*** Supplied data Section Begins ***

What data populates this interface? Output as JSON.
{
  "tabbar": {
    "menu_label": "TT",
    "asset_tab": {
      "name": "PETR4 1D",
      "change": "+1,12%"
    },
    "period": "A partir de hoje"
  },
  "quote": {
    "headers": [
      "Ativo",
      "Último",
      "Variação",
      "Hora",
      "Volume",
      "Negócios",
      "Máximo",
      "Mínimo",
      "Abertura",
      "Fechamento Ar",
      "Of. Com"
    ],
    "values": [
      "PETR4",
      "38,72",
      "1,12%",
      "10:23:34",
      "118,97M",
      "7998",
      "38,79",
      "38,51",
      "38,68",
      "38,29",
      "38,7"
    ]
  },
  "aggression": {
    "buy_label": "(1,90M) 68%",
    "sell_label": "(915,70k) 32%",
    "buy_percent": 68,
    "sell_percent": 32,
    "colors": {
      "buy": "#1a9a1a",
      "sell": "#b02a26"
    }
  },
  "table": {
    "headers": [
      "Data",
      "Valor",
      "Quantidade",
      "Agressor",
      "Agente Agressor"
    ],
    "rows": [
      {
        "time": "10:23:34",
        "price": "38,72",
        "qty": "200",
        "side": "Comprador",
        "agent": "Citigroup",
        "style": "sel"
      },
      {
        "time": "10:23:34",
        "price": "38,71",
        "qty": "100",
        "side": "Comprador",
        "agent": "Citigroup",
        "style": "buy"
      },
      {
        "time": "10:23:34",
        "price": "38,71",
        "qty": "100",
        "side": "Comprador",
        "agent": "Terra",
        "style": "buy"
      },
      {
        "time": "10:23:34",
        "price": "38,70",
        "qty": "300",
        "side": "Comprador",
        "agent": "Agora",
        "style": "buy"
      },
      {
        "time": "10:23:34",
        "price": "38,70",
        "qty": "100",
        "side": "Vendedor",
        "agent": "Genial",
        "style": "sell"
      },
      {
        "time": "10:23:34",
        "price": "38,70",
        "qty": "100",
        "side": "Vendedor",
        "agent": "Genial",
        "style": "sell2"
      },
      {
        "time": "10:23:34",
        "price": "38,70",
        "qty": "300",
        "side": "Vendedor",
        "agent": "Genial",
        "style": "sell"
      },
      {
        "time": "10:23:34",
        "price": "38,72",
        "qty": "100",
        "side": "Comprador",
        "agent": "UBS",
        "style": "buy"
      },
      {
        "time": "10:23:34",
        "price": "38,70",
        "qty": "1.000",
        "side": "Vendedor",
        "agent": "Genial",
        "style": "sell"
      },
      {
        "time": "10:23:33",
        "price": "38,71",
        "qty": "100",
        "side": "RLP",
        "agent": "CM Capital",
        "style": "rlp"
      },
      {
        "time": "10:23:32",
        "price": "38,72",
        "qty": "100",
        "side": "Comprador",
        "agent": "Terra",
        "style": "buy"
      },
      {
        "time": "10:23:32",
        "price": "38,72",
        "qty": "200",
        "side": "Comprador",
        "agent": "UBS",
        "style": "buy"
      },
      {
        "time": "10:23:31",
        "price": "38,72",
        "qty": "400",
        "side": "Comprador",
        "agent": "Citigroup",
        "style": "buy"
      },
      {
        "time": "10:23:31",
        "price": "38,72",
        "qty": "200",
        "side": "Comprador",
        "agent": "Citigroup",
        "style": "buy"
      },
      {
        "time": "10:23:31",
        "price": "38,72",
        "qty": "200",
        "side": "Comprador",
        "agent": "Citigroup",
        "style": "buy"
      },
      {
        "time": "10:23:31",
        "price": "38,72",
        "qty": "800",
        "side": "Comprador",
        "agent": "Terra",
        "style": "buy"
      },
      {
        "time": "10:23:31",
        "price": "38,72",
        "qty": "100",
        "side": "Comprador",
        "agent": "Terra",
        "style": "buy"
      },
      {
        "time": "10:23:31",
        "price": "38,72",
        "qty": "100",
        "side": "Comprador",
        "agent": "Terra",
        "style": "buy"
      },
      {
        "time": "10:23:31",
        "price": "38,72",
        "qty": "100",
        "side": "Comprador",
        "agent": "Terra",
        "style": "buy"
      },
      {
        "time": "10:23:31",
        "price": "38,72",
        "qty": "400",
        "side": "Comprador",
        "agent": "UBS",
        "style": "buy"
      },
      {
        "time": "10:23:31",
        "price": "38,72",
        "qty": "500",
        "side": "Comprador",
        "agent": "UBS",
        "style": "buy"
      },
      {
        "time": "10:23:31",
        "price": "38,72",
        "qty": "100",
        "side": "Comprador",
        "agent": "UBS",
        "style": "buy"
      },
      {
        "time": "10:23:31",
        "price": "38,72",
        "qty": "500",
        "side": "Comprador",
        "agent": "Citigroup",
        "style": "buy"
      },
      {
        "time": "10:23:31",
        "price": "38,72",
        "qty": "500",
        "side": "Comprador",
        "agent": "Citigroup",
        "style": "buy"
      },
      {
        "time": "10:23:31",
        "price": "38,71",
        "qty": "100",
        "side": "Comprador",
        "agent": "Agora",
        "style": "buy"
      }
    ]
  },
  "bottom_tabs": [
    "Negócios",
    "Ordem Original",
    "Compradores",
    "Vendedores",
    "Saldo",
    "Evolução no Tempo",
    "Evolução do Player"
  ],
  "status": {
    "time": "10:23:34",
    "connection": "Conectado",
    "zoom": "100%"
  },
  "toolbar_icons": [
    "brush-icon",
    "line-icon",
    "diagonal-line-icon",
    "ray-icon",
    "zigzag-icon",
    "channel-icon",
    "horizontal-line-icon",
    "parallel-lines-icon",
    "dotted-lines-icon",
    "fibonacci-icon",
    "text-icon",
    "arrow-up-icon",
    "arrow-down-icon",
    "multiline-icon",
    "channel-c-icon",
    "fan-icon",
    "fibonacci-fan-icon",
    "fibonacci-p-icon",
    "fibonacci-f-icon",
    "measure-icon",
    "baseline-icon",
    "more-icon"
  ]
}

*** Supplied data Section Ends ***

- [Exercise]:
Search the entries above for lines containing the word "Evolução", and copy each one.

- [Solution to this problem]:
    "Evolução no Tempo",
    "Evolução do Player"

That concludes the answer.